→ **DATA LISTING**:
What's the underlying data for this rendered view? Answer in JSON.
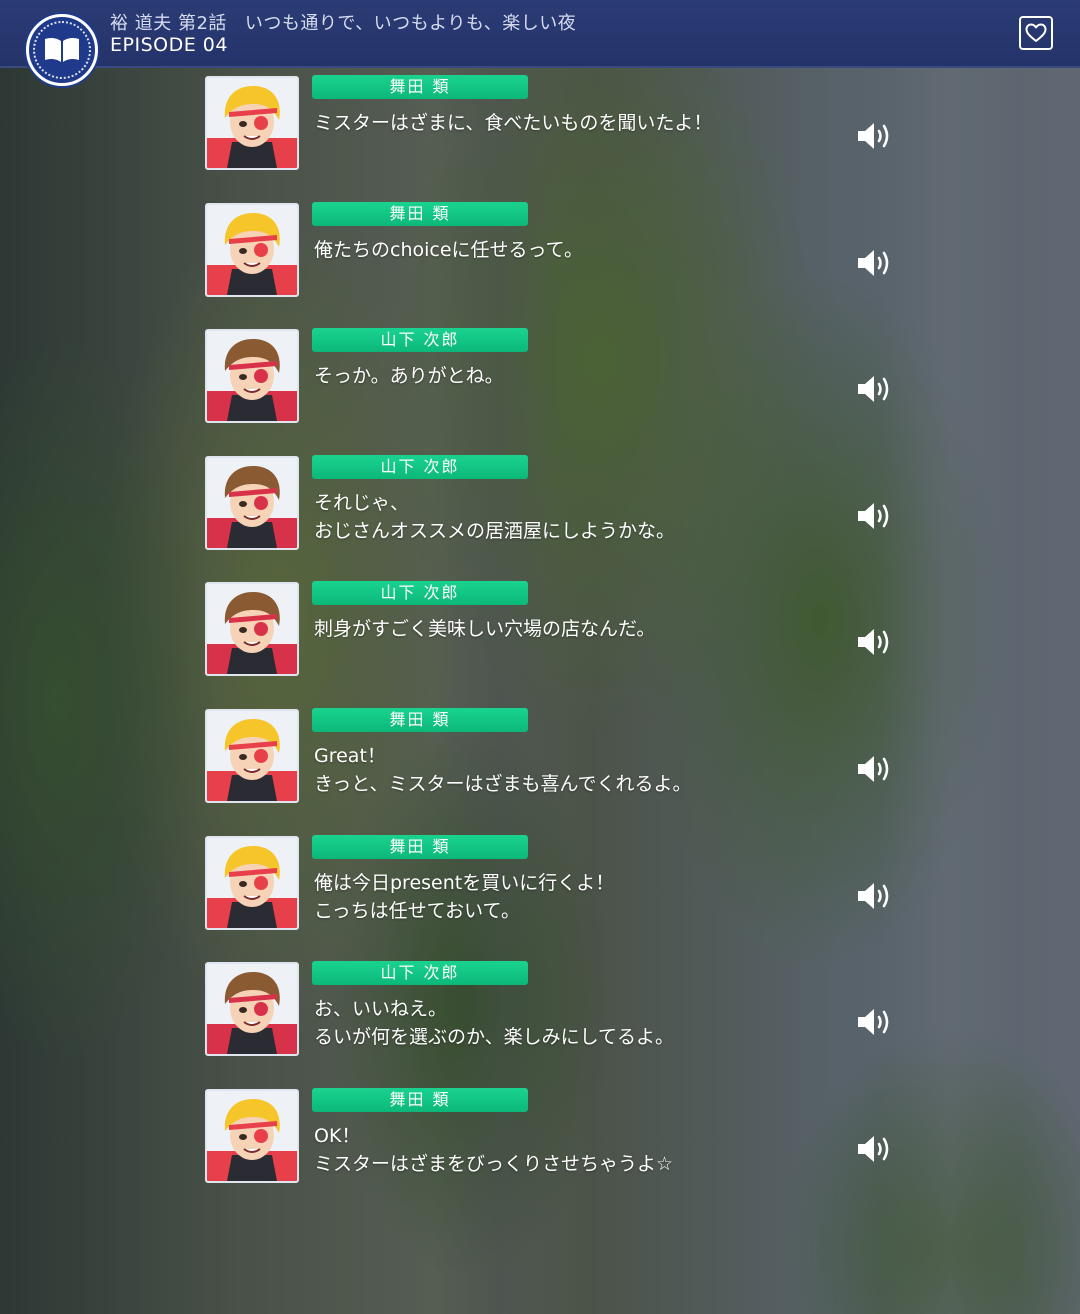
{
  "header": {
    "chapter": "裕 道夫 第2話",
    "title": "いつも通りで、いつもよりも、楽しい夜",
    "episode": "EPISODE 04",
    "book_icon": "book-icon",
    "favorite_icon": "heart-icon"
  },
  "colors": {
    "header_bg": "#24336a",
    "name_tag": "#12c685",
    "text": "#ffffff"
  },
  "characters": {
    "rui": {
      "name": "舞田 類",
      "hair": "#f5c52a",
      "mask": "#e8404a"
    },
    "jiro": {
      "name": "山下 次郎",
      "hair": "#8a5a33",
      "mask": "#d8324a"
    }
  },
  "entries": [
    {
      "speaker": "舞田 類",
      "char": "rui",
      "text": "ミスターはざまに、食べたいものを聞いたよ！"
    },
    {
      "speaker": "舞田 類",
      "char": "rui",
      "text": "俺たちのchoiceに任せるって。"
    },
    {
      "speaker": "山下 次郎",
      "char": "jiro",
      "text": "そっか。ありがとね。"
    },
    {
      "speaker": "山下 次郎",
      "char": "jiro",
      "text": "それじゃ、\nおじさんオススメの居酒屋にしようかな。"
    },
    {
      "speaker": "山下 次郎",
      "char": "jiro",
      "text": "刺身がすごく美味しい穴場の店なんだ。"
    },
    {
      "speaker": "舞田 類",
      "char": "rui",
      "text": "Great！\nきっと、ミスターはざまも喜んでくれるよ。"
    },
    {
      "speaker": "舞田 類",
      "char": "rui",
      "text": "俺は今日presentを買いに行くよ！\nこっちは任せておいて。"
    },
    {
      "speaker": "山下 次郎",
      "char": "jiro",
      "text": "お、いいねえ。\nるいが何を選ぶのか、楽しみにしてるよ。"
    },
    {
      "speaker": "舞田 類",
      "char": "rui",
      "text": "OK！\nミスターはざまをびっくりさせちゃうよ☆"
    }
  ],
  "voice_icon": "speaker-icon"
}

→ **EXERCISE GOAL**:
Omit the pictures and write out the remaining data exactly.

→ **SOLVED PROBLEM**:
What's the underlying data for this rendered view? Answer in JSON.
{
  "header": {
    "chapter": "裕 道夫 第2話",
    "title": "いつも通りで、いつもよりも、楽しい夜",
    "episode": "EPISODE 04",
    "book_icon": "book-icon",
    "favorite_icon": "heart-icon"
  },
  "colors": {
    "header_bg": "#24336a",
    "name_tag": "#12c685",
    "text": "#ffffff"
  },
  "characters": {
    "rui": {
      "name": "舞田 類",
      "hair": "#f5c52a",
      "mask": "#e8404a"
    },
    "jiro": {
      "name": "山下 次郎",
      "hair": "#8a5a33",
      "mask": "#d8324a"
    }
  },
  "entries": [
    {
      "speaker": "舞田 類",
      "char": "rui",
      "text": "ミスターはざまに、食べたいものを聞いたよ！"
    },
    {
      "speaker": "舞田 類",
      "char": "rui",
      "text": "俺たちのchoiceに任せるって。"
    },
    {
      "speaker": "山下 次郎",
      "char": "jiro",
      "text": "そっか。ありがとね。"
    },
    {
      "speaker": "山下 次郎",
      "char": "jiro",
      "text": "それじゃ、\nおじさんオススメの居酒屋にしようかな。"
    },
    {
      "speaker": "山下 次郎",
      "char": "jiro",
      "text": "刺身がすごく美味しい穴場の店なんだ。"
    },
    {
      "speaker": "舞田 類",
      "char": "rui",
      "text": "Great！\nきっと、ミスターはざまも喜んでくれるよ。"
    },
    {
      "speaker": "舞田 類",
      "char": "rui",
      "text": "俺は今日presentを買いに行くよ！\nこっちは任せておいて。"
    },
    {
      "speaker": "山下 次郎",
      "char": "jiro",
      "text": "お、いいねえ。\nるいが何を選ぶのか、楽しみにしてるよ。"
    },
    {
      "speaker": "舞田 類",
      "char": "rui",
      "text": "OK！\nミスターはざまをびっくりさせちゃうよ☆"
    }
  ],
  "voice_icon": "speaker-icon"
}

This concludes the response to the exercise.